■ Work item:
Find each line below that includes "true", then copy it.

Web page and app entries
┌──

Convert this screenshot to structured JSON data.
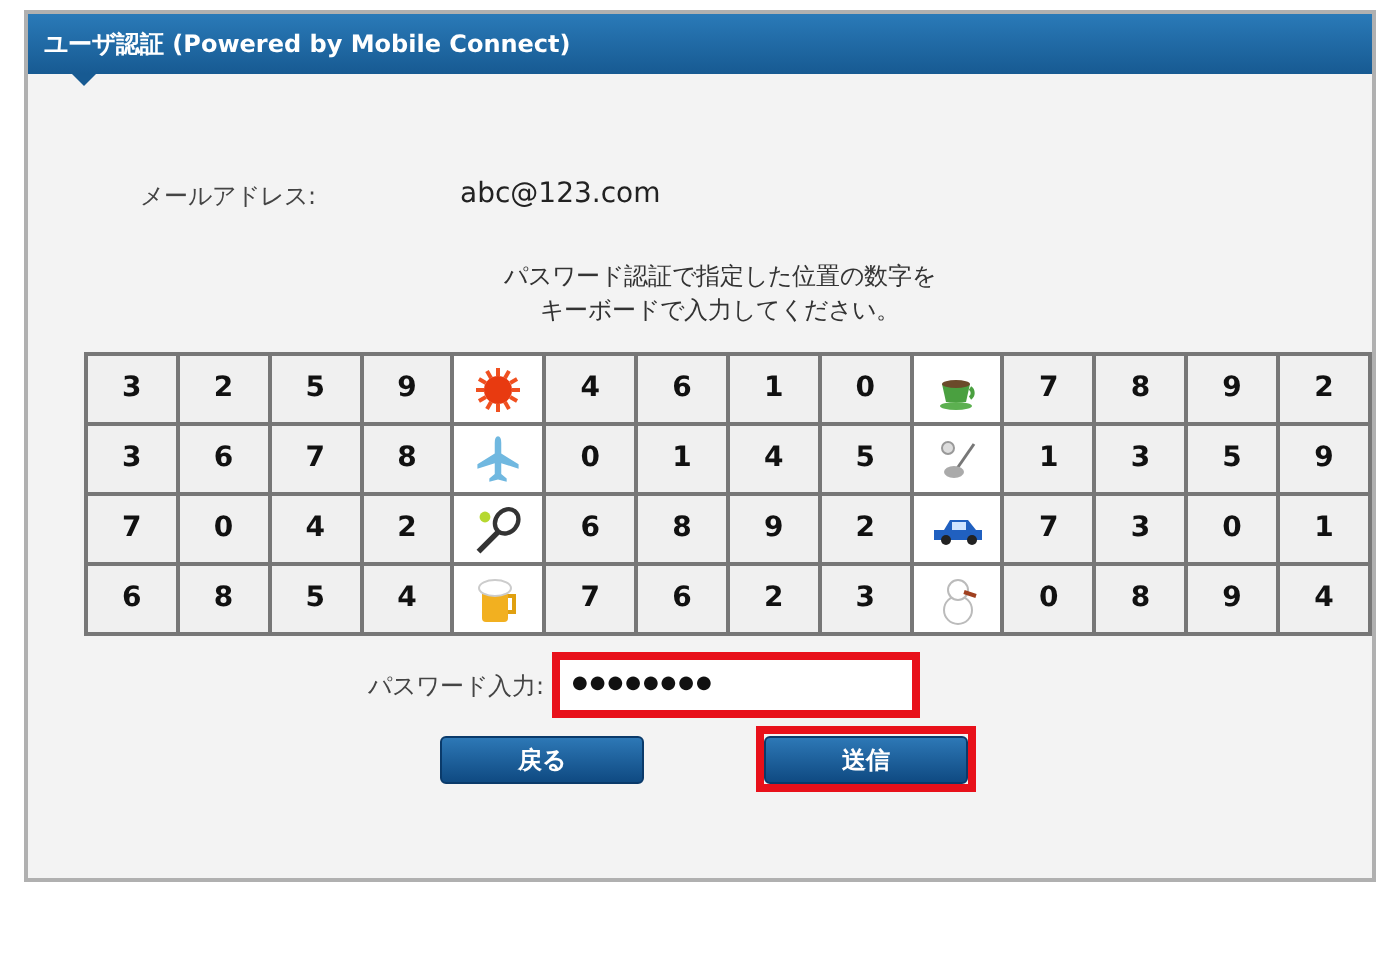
{
  "window": {
    "title": "ユーザ認証 (Powered by Mobile Connect)"
  },
  "email": {
    "label": "メールアドレス:",
    "value": "abc@123.com"
  },
  "instruction": [
    "パスワード認証で指定した位置の数字を",
    "キーボードで入力してください。"
  ],
  "grid": [
    [
      {
        "kind": "digit",
        "text": "3"
      },
      {
        "kind": "digit",
        "text": "2"
      },
      {
        "kind": "digit",
        "text": "5"
      },
      {
        "kind": "digit",
        "text": "9"
      },
      {
        "kind": "icon"
      },
      {
        "kind": "digit",
        "text": "4"
      },
      {
        "kind": "digit",
        "text": "6"
      },
      {
        "kind": "digit",
        "text": "1"
      },
      {
        "kind": "digit",
        "text": "0"
      },
      {
        "kind": "icon"
      },
      {
        "kind": "digit",
        "text": "7"
      },
      {
        "kind": "digit",
        "text": "8"
      },
      {
        "kind": "digit",
        "text": "9"
      },
      {
        "kind": "digit",
        "text": "2"
      }
    ],
    [
      {
        "kind": "digit",
        "text": "3"
      },
      {
        "kind": "digit",
        "text": "6"
      },
      {
        "kind": "digit",
        "text": "7"
      },
      {
        "kind": "digit",
        "text": "8"
      },
      {
        "kind": "icon"
      },
      {
        "kind": "digit",
        "text": "0"
      },
      {
        "kind": "digit",
        "text": "1"
      },
      {
        "kind": "digit",
        "text": "4"
      },
      {
        "kind": "digit",
        "text": "5"
      },
      {
        "kind": "icon"
      },
      {
        "kind": "digit",
        "text": "1"
      },
      {
        "kind": "digit",
        "text": "3"
      },
      {
        "kind": "digit",
        "text": "5"
      },
      {
        "kind": "digit",
        "text": "9"
      }
    ],
    [
      {
        "kind": "digit",
        "text": "7"
      },
      {
        "kind": "digit",
        "text": "0"
      },
      {
        "kind": "digit",
        "text": "4"
      },
      {
        "kind": "digit",
        "text": "2"
      },
      {
        "kind": "icon"
      },
      {
        "kind": "digit",
        "text": "6"
      },
      {
        "kind": "digit",
        "text": "8"
      },
      {
        "kind": "digit",
        "text": "9"
      },
      {
        "kind": "digit",
        "text": "2"
      },
      {
        "kind": "icon"
      },
      {
        "kind": "digit",
        "text": "7"
      },
      {
        "kind": "digit",
        "text": "3"
      },
      {
        "kind": "digit",
        "text": "0"
      },
      {
        "kind": "digit",
        "text": "1"
      }
    ],
    [
      {
        "kind": "digit",
        "text": "6"
      },
      {
        "kind": "digit",
        "text": "8"
      },
      {
        "kind": "digit",
        "text": "5"
      },
      {
        "kind": "digit",
        "text": "4"
      },
      {
        "kind": "icon"
      },
      {
        "kind": "digit",
        "text": "7"
      },
      {
        "kind": "digit",
        "text": "6"
      },
      {
        "kind": "digit",
        "text": "2"
      },
      {
        "kind": "digit",
        "text": "3"
      },
      {
        "kind": "icon"
      },
      {
        "kind": "digit",
        "text": "0"
      },
      {
        "kind": "digit",
        "text": "8"
      },
      {
        "kind": "digit",
        "text": "9"
      },
      {
        "kind": "digit",
        "text": "4"
      }
    ]
  ],
  "password": {
    "label": "パスワード入力:",
    "value": "●●●●●●●●",
    "highlighted": true
  },
  "buttons": [
    {
      "label": "戻る",
      "highlighted": false
    },
    {
      "label": "送信",
      "highlighted": true
    }
  ]
}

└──

■ Exercise result:
    "highlighted": true
      "highlighted": true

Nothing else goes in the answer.